## TASK TO COMPLETE
Give back the whole listing exactly as it is written.

## MATERIAL SHOWN
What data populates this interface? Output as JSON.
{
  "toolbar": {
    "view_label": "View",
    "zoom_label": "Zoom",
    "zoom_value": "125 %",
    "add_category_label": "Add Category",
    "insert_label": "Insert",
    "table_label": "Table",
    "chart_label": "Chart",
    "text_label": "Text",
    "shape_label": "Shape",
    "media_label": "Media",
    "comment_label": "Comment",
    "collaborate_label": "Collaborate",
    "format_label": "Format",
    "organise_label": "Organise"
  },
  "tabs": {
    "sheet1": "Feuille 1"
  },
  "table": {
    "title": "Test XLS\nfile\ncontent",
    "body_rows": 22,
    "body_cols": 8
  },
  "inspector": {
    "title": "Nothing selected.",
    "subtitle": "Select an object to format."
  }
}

## RESPONSE TO THE EXERCISE
What data populates this interface? Output as JSON.
{
  "toolbar": {
    "view_label": "View",
    "zoom_label": "Zoom",
    "zoom_value": "125 %",
    "add_category_label": "Add Category",
    "insert_label": "Insert",
    "table_label": "Table",
    "chart_label": "Chart",
    "text_label": "Text",
    "shape_label": "Shape",
    "media_label": "Media",
    "comment_label": "Comment",
    "collaborate_label": "Collaborate",
    "format_label": "Format",
    "organise_label": "Organise"
  },
  "tabs": {
    "sheet1": "Feuille 1"
  },
  "table": {
    "title": "Test XLS\nfile\ncontent",
    "body_rows": 22,
    "body_cols": 8
  },
  "inspector": {
    "title": "Nothing selected.",
    "subtitle": "Select an object to format."
  }
}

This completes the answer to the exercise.